Anderson is a triple-double threat every time out and averaged 14.9 points, 6.6 dimes and 8.8 boards. Anderson led the conference in double-doubles with 16. He’s not just some 6-foot-9 cat that can play ball. Anderson is a special talent and an efficient leader. Think Jalen Rose and Michael Carter-Williams recently, and of course Magic Johnson and Steve Smith in the past. It’s difficult for teams to matchup with tall guards and when baskets are needed, these players have the ability to shoot over the top or get to the cup whenever they want. Add a defensive advantage because of wingspan and now it’s difficult for the opposition on both ends of the court. Steve Alford has done well with his 8-man rotation this season. Jordan Adams is a scoring beast and on March 6th, passed the 1,000 point mark at the legendary university. His team leading 17.2 points and also his 5.3 boards are a perfect complement to Anderson because he’s consistent. Both players earned first –team All-Pac 12. Adams has scored in double figures in 28 of 33 games at UCLA. This is a team that puts up 81.8 points, so expect UCLA to go over the century mark in the early rounds. It also helps that Alford has a capable son to come off the bench and get buckets. Freshman Bryce Alford gives his Pop 8.8 points with range from his hometown of Albuquerque and 2.7 assists as well. He and Zach LaVine both made the Pac 12 All-Freshman team. This is a team that is coached well and disciplined enough to execute whatever Alford calls from the bench. Even in this bracket, UCLA because of how it gets up and down the floor is matchup hell waiting to burn up the scoreboard and scorch the egos of any team before them.

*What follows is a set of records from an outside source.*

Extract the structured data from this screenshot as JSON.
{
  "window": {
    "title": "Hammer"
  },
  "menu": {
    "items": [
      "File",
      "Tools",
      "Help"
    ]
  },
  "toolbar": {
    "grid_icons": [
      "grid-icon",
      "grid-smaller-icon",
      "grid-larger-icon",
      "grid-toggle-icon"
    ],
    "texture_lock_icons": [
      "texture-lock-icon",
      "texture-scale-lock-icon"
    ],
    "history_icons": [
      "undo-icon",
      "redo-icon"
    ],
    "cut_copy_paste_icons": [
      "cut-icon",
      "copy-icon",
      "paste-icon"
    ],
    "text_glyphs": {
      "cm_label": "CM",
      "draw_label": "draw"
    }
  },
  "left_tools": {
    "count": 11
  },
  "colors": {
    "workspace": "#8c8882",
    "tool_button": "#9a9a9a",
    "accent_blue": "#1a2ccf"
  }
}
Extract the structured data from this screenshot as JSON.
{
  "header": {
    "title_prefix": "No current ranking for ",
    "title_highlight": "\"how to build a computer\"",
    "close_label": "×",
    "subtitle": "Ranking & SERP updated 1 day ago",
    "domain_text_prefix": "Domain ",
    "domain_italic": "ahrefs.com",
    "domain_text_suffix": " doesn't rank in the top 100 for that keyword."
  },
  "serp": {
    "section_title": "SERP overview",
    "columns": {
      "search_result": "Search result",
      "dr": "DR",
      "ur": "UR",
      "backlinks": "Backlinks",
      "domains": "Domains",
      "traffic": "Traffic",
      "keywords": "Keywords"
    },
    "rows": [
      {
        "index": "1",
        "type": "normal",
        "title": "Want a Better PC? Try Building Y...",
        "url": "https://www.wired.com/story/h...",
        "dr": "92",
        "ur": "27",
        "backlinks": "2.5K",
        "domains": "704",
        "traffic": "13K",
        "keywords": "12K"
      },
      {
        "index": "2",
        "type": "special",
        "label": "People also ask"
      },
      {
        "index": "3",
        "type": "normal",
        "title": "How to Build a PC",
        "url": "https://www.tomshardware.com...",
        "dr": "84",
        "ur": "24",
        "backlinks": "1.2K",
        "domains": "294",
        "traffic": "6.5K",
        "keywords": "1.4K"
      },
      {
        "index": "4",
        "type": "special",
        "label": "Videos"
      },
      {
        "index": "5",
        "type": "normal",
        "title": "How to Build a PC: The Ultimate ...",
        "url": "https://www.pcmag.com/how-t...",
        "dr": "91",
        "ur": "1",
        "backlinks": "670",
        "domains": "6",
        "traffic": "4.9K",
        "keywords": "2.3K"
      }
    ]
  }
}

What are you gonna do Shaka? Is this the year Smart’s VCU team becomes a juggernaut or maintains its national perception of this era’s Cinderella? The 26-8 Rams face a touch opening matchup with a 31-2 Stephen F. Austin squad that couldn’t care less what the definition of a Cinderella is. The Lumberjacks have won 28 straight and haven’t lost since what, Thanksgiving? VCU’s Melvin Johnson is doubtful for the opener because of a sprained knee suffered vs. GW early in the A-10 tournament and the story isn’t told of his impact when referencing his 10.5 points off the bench. He’s hit 39.5 percent of his three attempts and that’s a big loss for a team not knowing how long he’ll be out. The Atlantic 10 tourney runner-up is the team many say will lose in the always dramatic 5 vs. 12 pairing. Treveon Graham is their top player and the Rams get balanced scoring from every position. This is a defensive unit pressuring the ball at every instant, so what matters most is if the Rams can score the rock off opportunities their “Havoc” defense presents. I’m not as down on VCU as many seem to be, but the entertaining South is a bracket that might lead to their March Madness demise a little too prematurely.
Ohio State and New Mexico are dangerous teams with the Lobos being more dangerous with the monstrous Cameron Bairstow down low. Kendall Williams is also slept on talent for NM, so make sure you check out his game.
Florida, UCLA, Syracuse and Kansas get to the Sweet 16. Kansas will be tested by Bairstow if Embiid can go or not.
UCLA upsets Florida and Kansas outguns Syracuse to get into the Elite 8.
Kansas beats UCLA in the regional final in Memphis and becomes the South representative in the Final Four in Arlington, Texas.